Some people come into our lives, leave footprints on our hearts, and we are never the same. ~ Franz Peter Schubert

Thank you so much for leaving your 'footprint' here in my comment box.
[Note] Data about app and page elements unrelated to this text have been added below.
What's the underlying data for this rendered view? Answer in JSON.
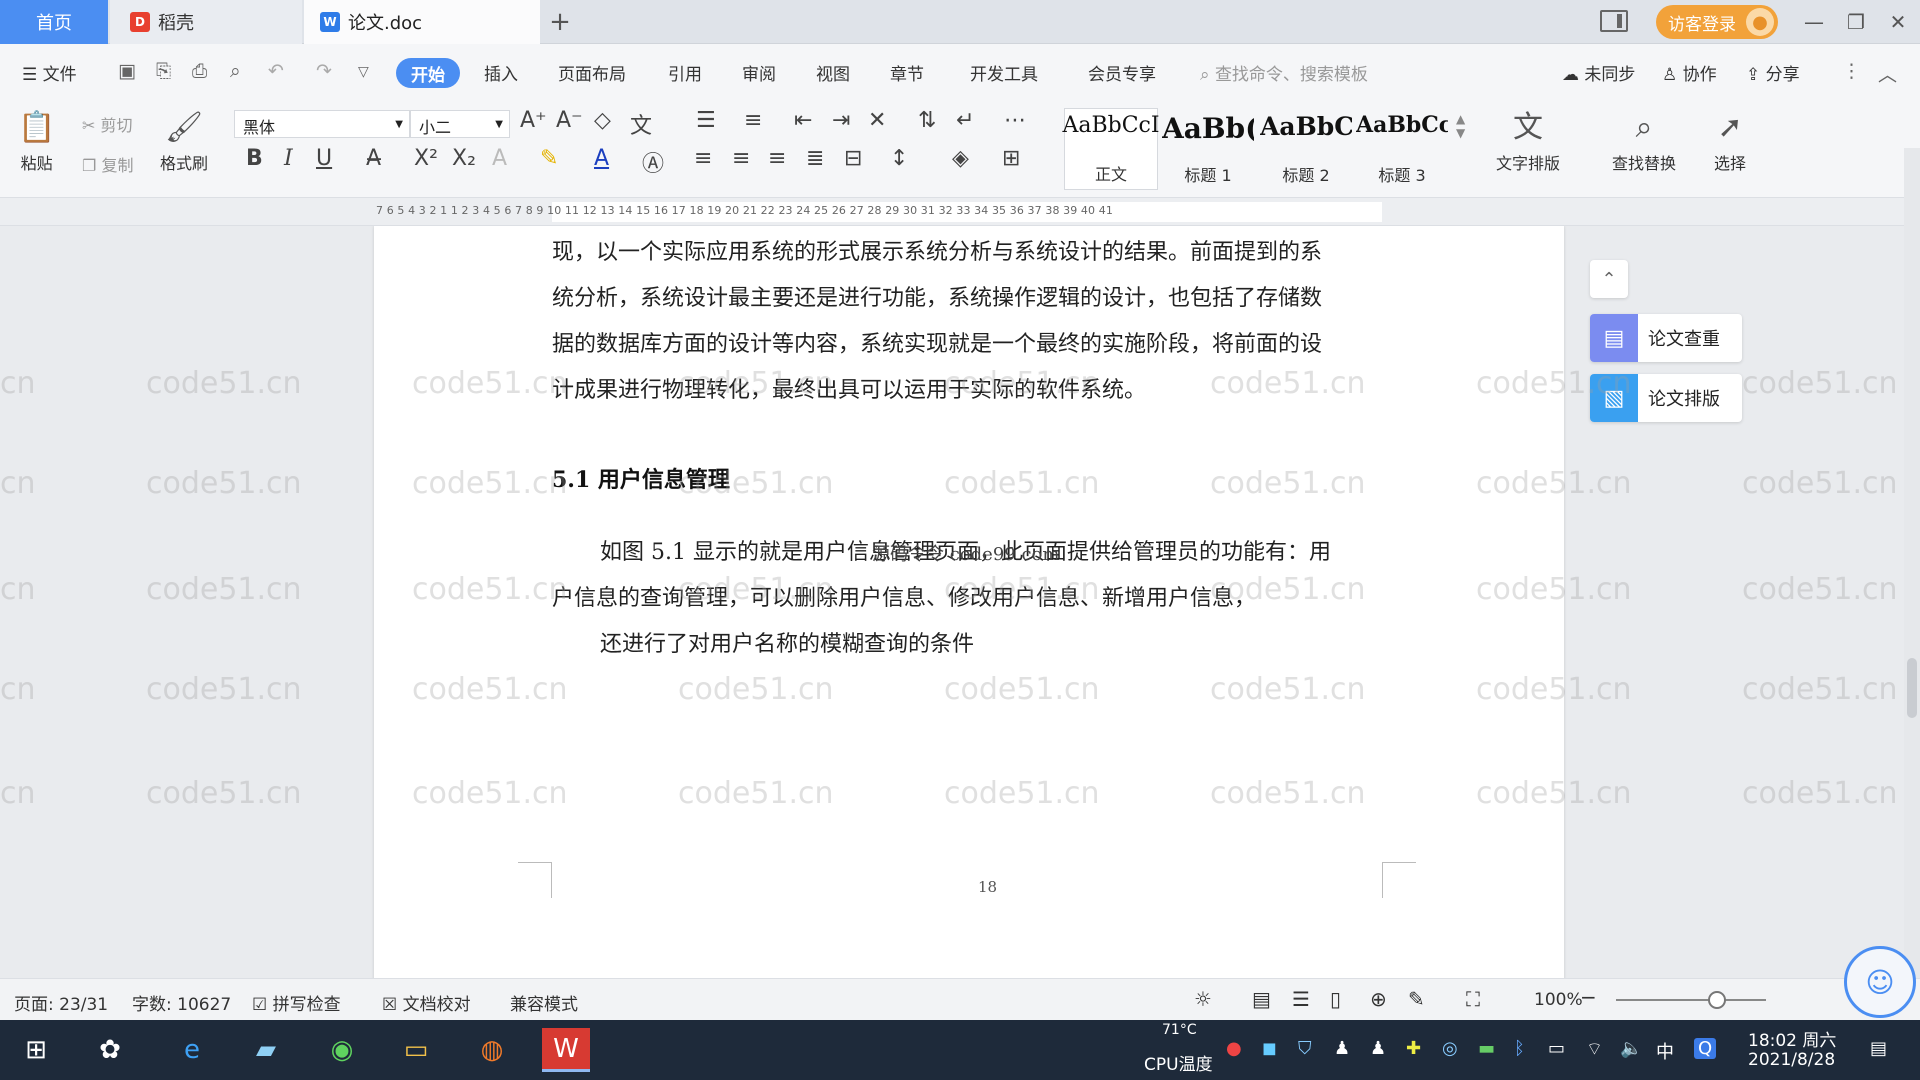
{
  "titlebar": {
    "tabs": [
      {
        "label": "首页"
      },
      {
        "label": "稻壳"
      },
      {
        "label": "论文.doc"
      }
    ],
    "visitor_login": "访客登录"
  },
  "menu": {
    "file": "文件",
    "items": [
      "开始",
      "插入",
      "页面布局",
      "引用",
      "审阅",
      "视图",
      "章节",
      "开发工具",
      "会员专享"
    ],
    "search_placeholder": "查找命令、搜索模板",
    "sync": "未同步",
    "collab": "协作",
    "share": "分享"
  },
  "toolbar": {
    "paste": "粘贴",
    "cut": "剪切",
    "copy": "复制",
    "format_painter": "格式刷",
    "font_name": "黑体",
    "font_size": "小二",
    "styles": [
      {
        "preview": "AaBbCcI",
        "name": "正文"
      },
      {
        "preview": "AaBb(",
        "name": "标题 1"
      },
      {
        "preview": "AaBbC",
        "name": "标题 2"
      },
      {
        "preview": "AaBbCcl",
        "name": "标题 3"
      }
    ],
    "text_layout": "文字排版",
    "find_replace": "查找替换",
    "select": "选择"
  },
  "ruler": {
    "numbers": "7 6 5 4 3 2 1   1 2 3 4 5 6 7 8 9 10 11 12 13 14 15 16 17 18 19 20 21 22 23 24 25 26 27 28 29 30 31 32 33 34 35 36 37 38 39 40 41"
  },
  "document": {
    "paragraph1": [
      "现，以一个实际应用系统的形式展示系统分析与系统设计的结果。前面提到的系",
      "统分析，系统设计最主要还是进行功能，系统操作逻辑的设计，也包括了存储数",
      "据的数据库方面的设计等内容，系统实现就是一个最终的实施阶段，将前面的设",
      "计成果进行物理转化，最终出具可以运用于实际的软件系统。"
    ],
    "heading": "5.1 用户信息管理",
    "overlay": "源码令令 code99 com",
    "paragraph2": [
      "如图 5.1 显示的就是用户信息管理页面，此页面提供给管理员的功能有：用",
      "户信息的查询管理，可以删除用户信息、修改用户信息、新增用户信息，",
      "还进行了对用户名称的模糊查询的条件"
    ],
    "page_number": "18",
    "watermark": "code51.cn"
  },
  "side_panel": {
    "check": "论文查重",
    "format": "论文排版"
  },
  "statusbar": {
    "page": "页面: 23/31",
    "words": "字数: 10627",
    "spell": "拼写检查",
    "proof": "文档校对",
    "compat": "兼容模式",
    "zoom": "100%"
  },
  "taskbar": {
    "cpu_temp": "71°C",
    "cpu_label": "CPU温度",
    "ime": "中",
    "time": "18:02 周六",
    "date": "2021/8/28"
  },
  "colors": {
    "accent": "#4b8ef2",
    "visitor": "#f2a23a",
    "taskbar": "#1e2a3a"
  }
}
I do appreciate you taking a moment to share your thoughts today.

Brenda xox

PS. I do not always comment here, but I do look forward to coming and visiting you....